Chamberlain High and its veteran coach come up short on the scoreboard but not on determination in the state championship game.
By RICK GERSHMAN
© St. Petersburg Times, published December 9, 2001
TALLAHASSEE -- The state championship game was over, and Billy Turner pointed at the Doak Campbell Stadium scoreboard.
"I said I thought we could win 24-21, and there it is," the Chamberlain High coach said, then rectified his statement:
"Almost. Not quite good enough."
Friday night, the score of Chamberlain's opponent, Naples, was in fact 21. But under Chamberlain's name, it read: 17.
One touchdown shy of Turner's prediction. One touchdown shy of the Class 5A state football crown.
One touchdown shy of Turner's 200th victory across a career that has spanned four decades.
That's okay. He can get No. 200 to kick off next season. Though Turner is 64 and is likely to retire after next year, he suggested otherwise after the loss in the Florida State University stadium.
After a season like this, Turner said, "I want to coach until I'm 90."
Despite the loss, Turner was thrilled by the way his team refused to give up and got back in the game. Naples led 21-3 at halftime and appeared to be on the way to a blowout victory. The Golden Eagles had scored an average of more than 49 points in all four playoff wins this season, and Chamberlain's vaunted defense had not had much success stopping them.
Instead, the Chiefs made some halftime adjustments, played smart, containment defense in the second half, and held Naples scoreless. Chamberlain's offense also came alive in the second half, as Donovan Davis and Michael Ross scored touchdowns to close the gap.
"I'm so proud that we didn't give up, because we could have," Turner said. "It was like a dream, the whole season. It just didn't come true."
In his career, Turner has won more games than any other coach in Hillsborough County. But entering this season, his teams had never won a playoff game.
This year, the Chiefs won four straight, extending a winning streak that began in the third week of the regular season. After opening the season with two close losses, Chamberlain entered the state title game with 12 straight wins, hoping to pull out Lucky 13 against Naples.
Two of those wins were over rival Hillsborough High, a team Chamberlain had not defeated in almost a decade. It took four overtimes for Chamberlain to overtake the Terriers in the ninth game of the regular season. The win completed a sweep of district opponents.
Three weeks later, Chamberlain and Hillsborough met again in the second round of the playoffs, and the Chiefs pulled out a 28-21 win in regulation.

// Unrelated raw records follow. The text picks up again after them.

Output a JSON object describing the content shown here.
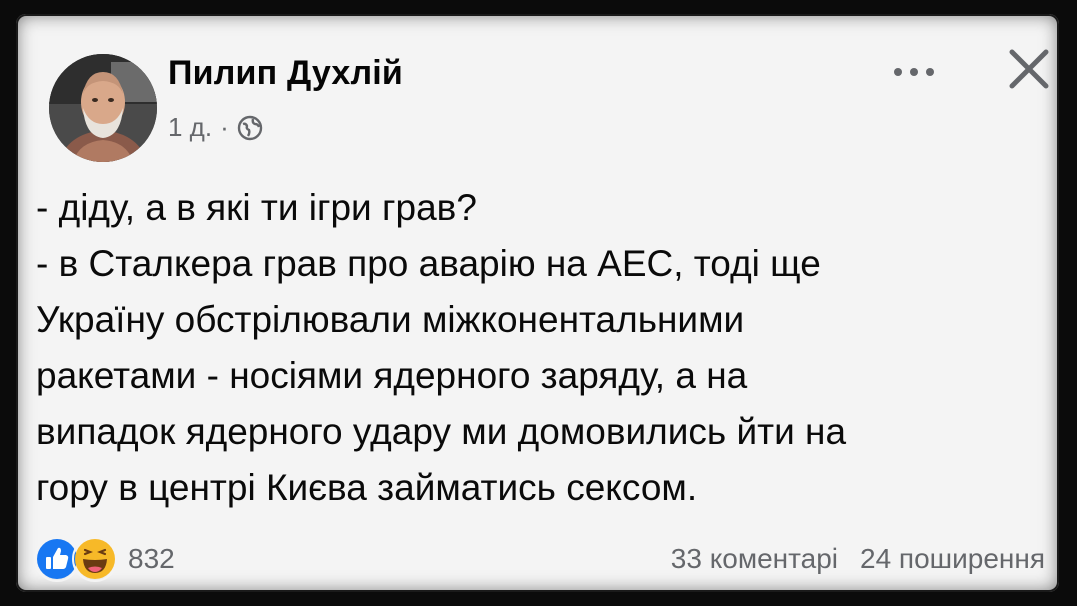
{
  "post": {
    "author": "Пилип Духлій",
    "time": "1 д.",
    "separator": "·",
    "privacy_icon": "globe-icon",
    "more_icon": "more-horizontal-icon",
    "close_icon": "close-icon",
    "lines": [
      "- діду, а в які ти ігри грав?",
      "- в Сталкера грав про аварію на АЕС, тоді ще",
      "Україну обстрілювали міжконентальними",
      "ракетами - носіями ядерного заряду, а на",
      "випадок ядерного удару ми домовились йти на",
      "гору в центрі Києва займатись сексом."
    ]
  },
  "footer": {
    "reaction_icons": [
      "like-icon",
      "haha-icon"
    ],
    "reaction_count": "832",
    "comments": "33 коментарі",
    "shares": "24 поширення"
  },
  "colors": {
    "card_bg": "#f4f4f4",
    "text": "#050505",
    "secondary_text": "#65676b",
    "like_blue": "#1877f2",
    "haha_yellow": "#f7b928"
  }
}
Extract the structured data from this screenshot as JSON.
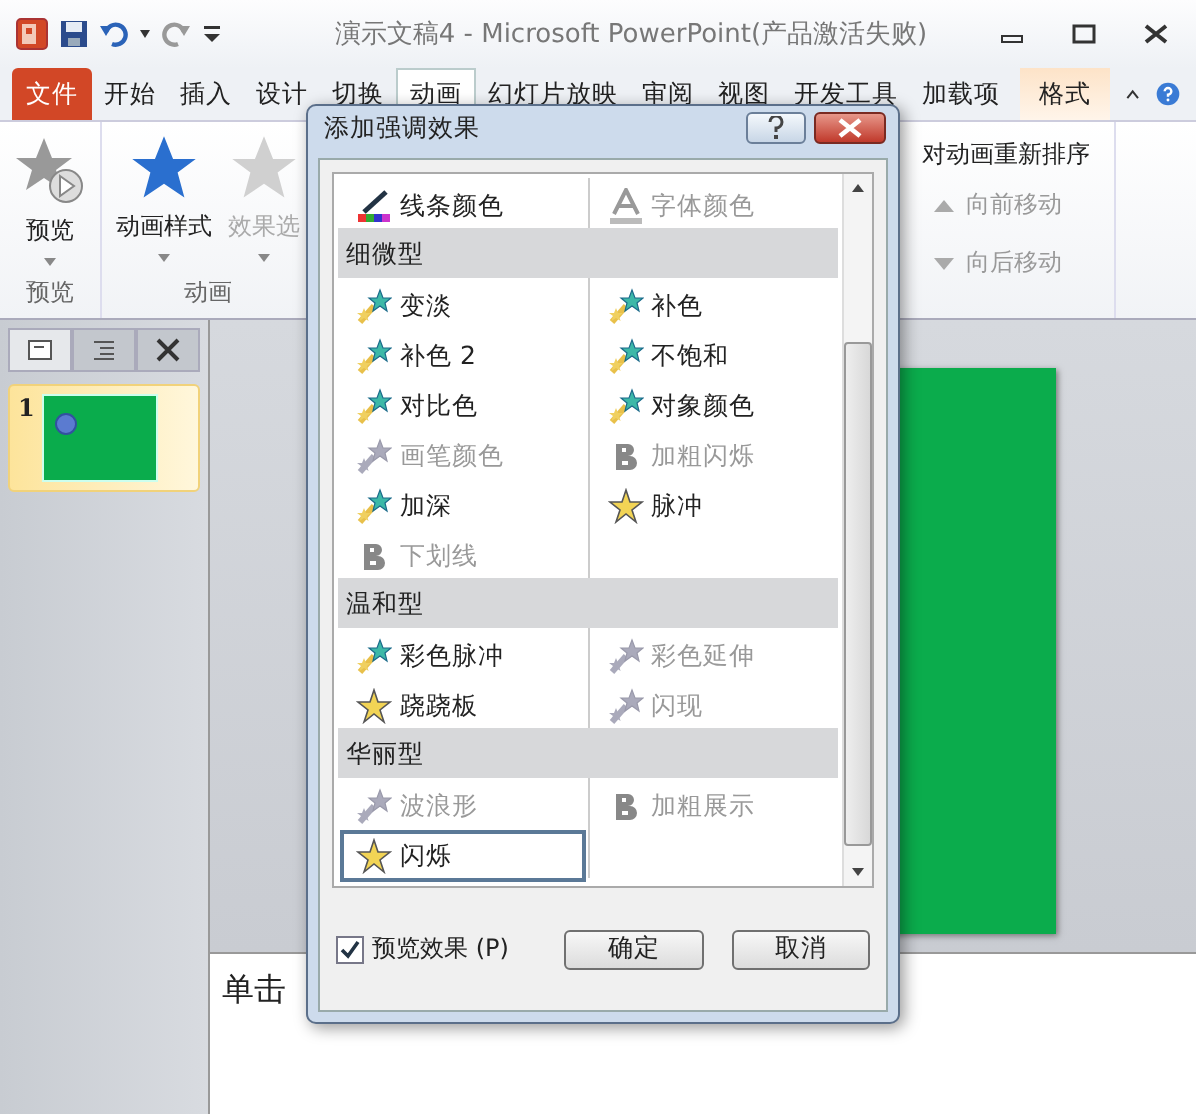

Turner never lost confidence, even after his team opened up 0-2. He knew his team could play much better: The Chiefs turned the ball over six times in the season opener. After that, the team did not commit a turnover for three straight games, culminating in a 35-3 whipping of district foe Wharton, which entered the game 3-0.
The Wharton win was the beginning of a four-game stretch in which the Chiefs outscored opponents 174-10, though none of that quartet -- which also included north Tampa teams Alonso, Leto and Sickles -- had a winning record in 2001. In fact, of the four, only Leto has ever had a winning record.
So Chamberlain still had a lot of proving left to do when it took its five-game win streak to King in Week 8. The Lions were at home, they already had beaten Hillsborough earlier in the year and could clinch the district title by beating the Chiefs.
Instead, Chamberlain's defense led the way to a 16-12 win, as the Chiefs forced King running back Raymond Neal, who entered the game with 1,165 yards, to fumble on consecutive possessions in the first quarter. Neal finished with just 59 yards.
But Chamberlain still needed to turn around the next week and beat Hillsborough, its nemesis for nine years, in order to clinch the district title. The game would go much longer than anyone expected, and would feature an unlikely hero in Tim Frank, a junior backup placekicker.
Turner said he would tell his players "to just think about what they did. We had a great year."
This season, he said, made him hungry to return to the state playoffs: "I think we can put this kind of team together again."
Chamberlain fan Charlie Borcher said Friday that he was proud of the team's effort.
"I don't think anybody thought they were coming back from that" halftime deficit, he said. "But they showed a lot of heart and almost did it. They've come back in games all year and if anyone's going to do it, it's them."
Principal Henry Washington agreed that this team is full of heart.
"You can't measure the heart we had," Washington said. "They could have lain down, but they didn't, and we still had a chance to win.
"They were very gallant, and everyone at Chamberlain High will accept them as winners. They're winners at Chamberlain High School."